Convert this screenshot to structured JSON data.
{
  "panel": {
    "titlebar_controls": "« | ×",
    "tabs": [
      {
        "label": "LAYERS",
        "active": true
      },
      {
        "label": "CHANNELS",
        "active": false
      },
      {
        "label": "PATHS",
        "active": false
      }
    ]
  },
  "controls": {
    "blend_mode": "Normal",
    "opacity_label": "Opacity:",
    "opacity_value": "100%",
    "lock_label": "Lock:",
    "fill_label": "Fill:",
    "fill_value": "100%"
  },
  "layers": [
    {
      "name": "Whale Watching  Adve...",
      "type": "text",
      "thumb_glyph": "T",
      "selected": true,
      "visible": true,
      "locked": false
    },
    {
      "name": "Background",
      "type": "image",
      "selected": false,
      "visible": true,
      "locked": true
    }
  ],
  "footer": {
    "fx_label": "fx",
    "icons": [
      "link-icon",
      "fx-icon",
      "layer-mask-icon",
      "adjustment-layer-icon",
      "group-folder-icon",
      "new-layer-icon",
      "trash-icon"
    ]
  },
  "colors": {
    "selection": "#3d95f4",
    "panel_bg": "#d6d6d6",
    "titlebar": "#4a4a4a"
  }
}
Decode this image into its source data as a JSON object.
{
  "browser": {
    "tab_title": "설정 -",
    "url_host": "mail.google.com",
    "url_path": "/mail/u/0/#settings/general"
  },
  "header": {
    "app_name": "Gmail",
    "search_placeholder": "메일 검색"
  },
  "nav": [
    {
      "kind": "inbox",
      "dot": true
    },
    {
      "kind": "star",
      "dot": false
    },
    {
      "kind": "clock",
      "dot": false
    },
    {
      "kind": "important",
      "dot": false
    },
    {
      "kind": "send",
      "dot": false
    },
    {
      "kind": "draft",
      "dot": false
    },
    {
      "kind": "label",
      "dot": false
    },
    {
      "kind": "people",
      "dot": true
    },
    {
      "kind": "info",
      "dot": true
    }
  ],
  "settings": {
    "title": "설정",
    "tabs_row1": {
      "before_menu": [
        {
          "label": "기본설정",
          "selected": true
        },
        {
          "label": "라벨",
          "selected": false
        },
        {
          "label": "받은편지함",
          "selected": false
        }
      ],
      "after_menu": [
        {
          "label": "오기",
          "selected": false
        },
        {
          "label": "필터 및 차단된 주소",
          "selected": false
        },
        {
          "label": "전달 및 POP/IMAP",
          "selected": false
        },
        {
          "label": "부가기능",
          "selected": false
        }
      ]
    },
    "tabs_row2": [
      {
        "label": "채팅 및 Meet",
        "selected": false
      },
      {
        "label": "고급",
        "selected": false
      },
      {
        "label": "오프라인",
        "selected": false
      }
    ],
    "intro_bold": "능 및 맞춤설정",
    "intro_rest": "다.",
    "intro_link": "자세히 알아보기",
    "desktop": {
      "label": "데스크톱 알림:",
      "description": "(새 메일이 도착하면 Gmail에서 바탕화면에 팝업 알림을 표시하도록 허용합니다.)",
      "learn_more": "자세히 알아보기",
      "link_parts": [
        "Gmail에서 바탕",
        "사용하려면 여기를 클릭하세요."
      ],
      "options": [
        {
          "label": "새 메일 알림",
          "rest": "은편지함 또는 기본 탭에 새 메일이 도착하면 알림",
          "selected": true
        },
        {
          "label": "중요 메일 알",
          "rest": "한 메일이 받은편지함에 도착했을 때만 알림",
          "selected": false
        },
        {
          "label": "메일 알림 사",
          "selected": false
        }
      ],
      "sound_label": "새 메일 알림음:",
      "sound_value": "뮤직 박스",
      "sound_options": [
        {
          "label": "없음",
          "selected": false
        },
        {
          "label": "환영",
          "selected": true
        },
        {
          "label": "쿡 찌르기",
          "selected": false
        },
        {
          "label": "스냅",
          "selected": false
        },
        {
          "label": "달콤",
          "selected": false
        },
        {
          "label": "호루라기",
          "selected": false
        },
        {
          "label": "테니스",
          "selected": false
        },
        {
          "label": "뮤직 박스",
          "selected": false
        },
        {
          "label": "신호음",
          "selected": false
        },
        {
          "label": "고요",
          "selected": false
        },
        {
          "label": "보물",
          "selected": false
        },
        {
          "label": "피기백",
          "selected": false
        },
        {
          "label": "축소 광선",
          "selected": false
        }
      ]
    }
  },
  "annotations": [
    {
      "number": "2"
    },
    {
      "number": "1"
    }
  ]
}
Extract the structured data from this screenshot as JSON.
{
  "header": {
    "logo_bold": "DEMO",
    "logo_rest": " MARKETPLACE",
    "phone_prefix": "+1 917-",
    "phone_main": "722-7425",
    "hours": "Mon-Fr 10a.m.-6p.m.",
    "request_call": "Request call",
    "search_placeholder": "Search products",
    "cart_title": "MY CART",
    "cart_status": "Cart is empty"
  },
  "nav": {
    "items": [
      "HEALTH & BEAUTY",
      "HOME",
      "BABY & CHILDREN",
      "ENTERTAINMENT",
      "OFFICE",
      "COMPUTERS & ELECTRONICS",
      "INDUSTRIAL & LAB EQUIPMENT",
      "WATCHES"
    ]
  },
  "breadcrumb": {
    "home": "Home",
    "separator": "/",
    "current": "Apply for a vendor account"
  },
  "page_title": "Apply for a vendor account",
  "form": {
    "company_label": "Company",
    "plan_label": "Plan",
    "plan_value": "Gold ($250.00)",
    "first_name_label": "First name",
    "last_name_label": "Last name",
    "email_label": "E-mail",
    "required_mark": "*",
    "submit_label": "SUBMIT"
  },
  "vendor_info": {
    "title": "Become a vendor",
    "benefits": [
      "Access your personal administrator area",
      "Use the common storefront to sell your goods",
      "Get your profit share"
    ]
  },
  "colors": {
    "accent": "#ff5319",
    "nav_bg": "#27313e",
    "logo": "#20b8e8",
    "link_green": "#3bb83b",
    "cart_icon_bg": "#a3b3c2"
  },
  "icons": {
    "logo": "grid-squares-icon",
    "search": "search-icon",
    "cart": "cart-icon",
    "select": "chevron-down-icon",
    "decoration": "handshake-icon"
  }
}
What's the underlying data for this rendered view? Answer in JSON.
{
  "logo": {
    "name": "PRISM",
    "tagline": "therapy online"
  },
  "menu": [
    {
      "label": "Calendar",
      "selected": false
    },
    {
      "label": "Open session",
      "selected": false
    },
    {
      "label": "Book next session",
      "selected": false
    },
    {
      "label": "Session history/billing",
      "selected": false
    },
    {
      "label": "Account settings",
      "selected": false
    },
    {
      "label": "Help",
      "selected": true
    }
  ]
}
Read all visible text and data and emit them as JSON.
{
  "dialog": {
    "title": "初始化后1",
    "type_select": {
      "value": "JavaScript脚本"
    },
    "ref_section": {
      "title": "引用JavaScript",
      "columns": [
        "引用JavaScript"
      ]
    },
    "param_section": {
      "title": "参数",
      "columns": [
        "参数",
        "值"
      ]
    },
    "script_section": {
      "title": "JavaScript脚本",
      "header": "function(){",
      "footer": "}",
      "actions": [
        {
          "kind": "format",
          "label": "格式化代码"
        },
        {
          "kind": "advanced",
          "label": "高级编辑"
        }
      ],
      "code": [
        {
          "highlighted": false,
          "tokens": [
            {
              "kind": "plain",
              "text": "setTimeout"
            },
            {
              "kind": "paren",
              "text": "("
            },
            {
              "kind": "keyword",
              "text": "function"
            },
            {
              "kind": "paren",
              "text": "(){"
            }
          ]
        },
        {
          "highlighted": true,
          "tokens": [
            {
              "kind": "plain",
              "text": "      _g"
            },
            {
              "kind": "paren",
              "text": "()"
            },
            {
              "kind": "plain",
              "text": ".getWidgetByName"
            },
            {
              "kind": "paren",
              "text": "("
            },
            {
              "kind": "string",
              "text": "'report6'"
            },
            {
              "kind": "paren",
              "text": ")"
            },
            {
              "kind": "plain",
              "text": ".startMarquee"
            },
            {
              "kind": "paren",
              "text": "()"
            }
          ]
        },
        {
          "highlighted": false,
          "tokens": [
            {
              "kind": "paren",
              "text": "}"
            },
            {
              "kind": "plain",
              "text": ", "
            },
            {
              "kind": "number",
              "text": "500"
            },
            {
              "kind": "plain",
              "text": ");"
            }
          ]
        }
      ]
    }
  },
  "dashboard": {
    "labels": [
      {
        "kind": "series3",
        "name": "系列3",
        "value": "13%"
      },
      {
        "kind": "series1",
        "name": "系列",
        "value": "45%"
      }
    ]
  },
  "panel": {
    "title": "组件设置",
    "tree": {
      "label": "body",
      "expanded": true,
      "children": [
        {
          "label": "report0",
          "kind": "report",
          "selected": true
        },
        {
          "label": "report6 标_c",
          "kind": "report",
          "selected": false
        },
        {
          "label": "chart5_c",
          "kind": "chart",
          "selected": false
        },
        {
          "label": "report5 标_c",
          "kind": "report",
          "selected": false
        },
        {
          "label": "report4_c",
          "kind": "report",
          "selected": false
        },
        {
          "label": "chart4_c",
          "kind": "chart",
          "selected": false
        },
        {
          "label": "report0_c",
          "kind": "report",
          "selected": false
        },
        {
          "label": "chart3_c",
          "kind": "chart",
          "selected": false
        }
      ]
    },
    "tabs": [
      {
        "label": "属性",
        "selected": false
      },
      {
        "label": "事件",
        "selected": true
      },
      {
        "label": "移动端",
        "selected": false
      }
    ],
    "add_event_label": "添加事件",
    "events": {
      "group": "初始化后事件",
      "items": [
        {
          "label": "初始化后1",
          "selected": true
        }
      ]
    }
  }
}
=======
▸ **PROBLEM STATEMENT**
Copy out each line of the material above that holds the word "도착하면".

▸ **ANSWER**
      "description": "(새 메일이 도착하면 Gmail에서 바탕화면에 팝업 알림을 표시하도록 허용합니다.)",
          "rest": "은편지함 또는 기본 탭에 새 메일이 도착하면 알림",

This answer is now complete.